Resigned to their fate The Commerce College camp in Kokrajhar. (Photograph by Sandipan Chatterjee)
While illegal migration has been blamed for the crisis, both by the Bodos and the BJP, the Border Security Force denies such allegations. To prove its point, the BSF’s eastern command took Outlook to the riverine borders between India and Bangladesh divided by the channels of the Brahmaputra and Damodar rivers. At a river border outpost, a BSF commander demonstrates the state-of-the-art equipment at their disposal, be it night-vision binoculars or searchlights. P.K. Wahal, the BSF IG, eastern command, told Outlook, “Infiltration isn’t the source of the problem. It has come down substantially over the years. Most of the migration took place pre-1971.”
However, strict border patrolling alone is not going to bring in peace. Akhil Ranjan Dutta, an associate professor of political science at the Gauhati University, says that, to begin with, law and order has to be enforced “adequately and comprehensively”. Land security of the Bodos and Muslims has to be addressed too, along with the entitlement of the non-Bodos, including the Muslim peasants. “It also has to be stressed that peace is beneficial both for the Bodos and non-Bodos and that there are non-violent means to resolve their conflict.” What it requires is an honest effort.
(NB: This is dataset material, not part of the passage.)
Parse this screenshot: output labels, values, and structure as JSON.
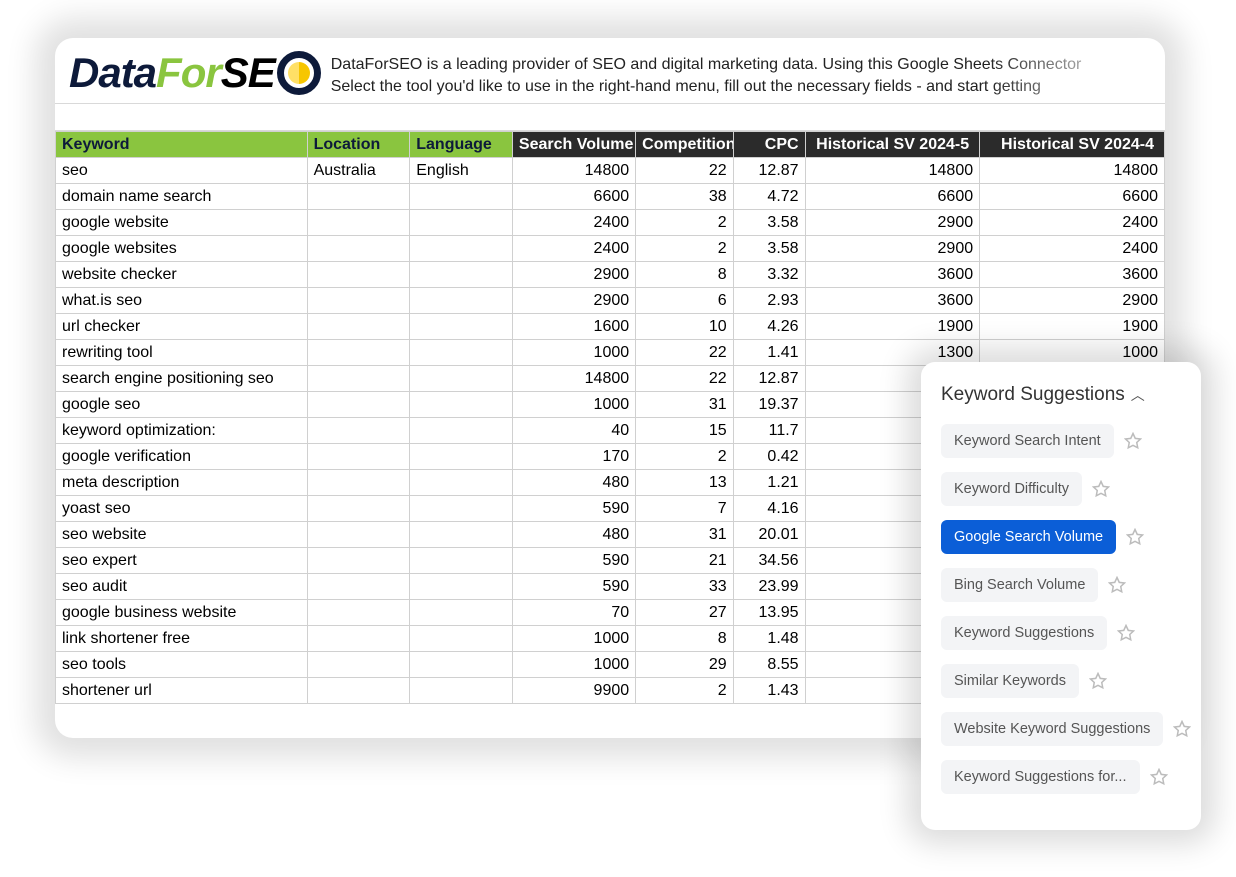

Homeless In The Homeland
How an endless cycle of violence and devastating floods has displaced hundreds of thousands in Assam since 1993 but without attracting any attention from the mainland
  • October 1993 Bodos and Muslims clash in Kokrajhar and Bongaigaon; 18,000 displaced
  • May 1996 Violence between Bodos, adivasis in Bongaigaon, displacing 2,62,682 persons
  • September 1998 Ethnic conflict between Bodos, adivasis in Bongaigaon displaces 3,14,342
  • September-November 2005 43,819 persons displaced in clashes in Karbi Anglong between Karbi, Dimasa tribals
  • August 2008 Conflict between Bodos and Muslims in Darrang and Udalguri; 2,00,000 displaced
  • March-May 2009 Dimasas, Nagas clash in North Cachar hills, displacing 11,737
  • January 2011 Rabha-Garo conflict displaces over 50,000
  • July 2012 Bodo-Muslim clashes displace 3,92,000 persons. Before this round, 1,80,000 internally displaced people living in camps: 33,600 in Kokrajhar, 13,722 in Bongaigaon, 1,20,545 in Darrang, 11,737 in North Cachar Hills.
Source: Asian Centre for Human Rights
  • The humanitarian tragedy sparked by clashes, conflicts and riots in Assam is compounded manifold with the addition of those displaced by the surging waters of the Brahmaputra. The recent floods displaced around 10,00,000, many of whom are now living in relief camps.
Also Displaced
  • 2,50,000 Kashmiri Pandits from the Kashmir Valley since 1990
  • Naxalite conflict in Central India: at least 1,48,000 displaced
  • Communal violence in Gujarat in 2002 and the riots in Orissa: 29,000 people
Source: Internal Displacement Monitoring Centre

By Dola Mitra in Kokrajhar with Debarshi Dasgupta and Uttam Sengupta in Delhi; Photographs by Sandipan Chatterjee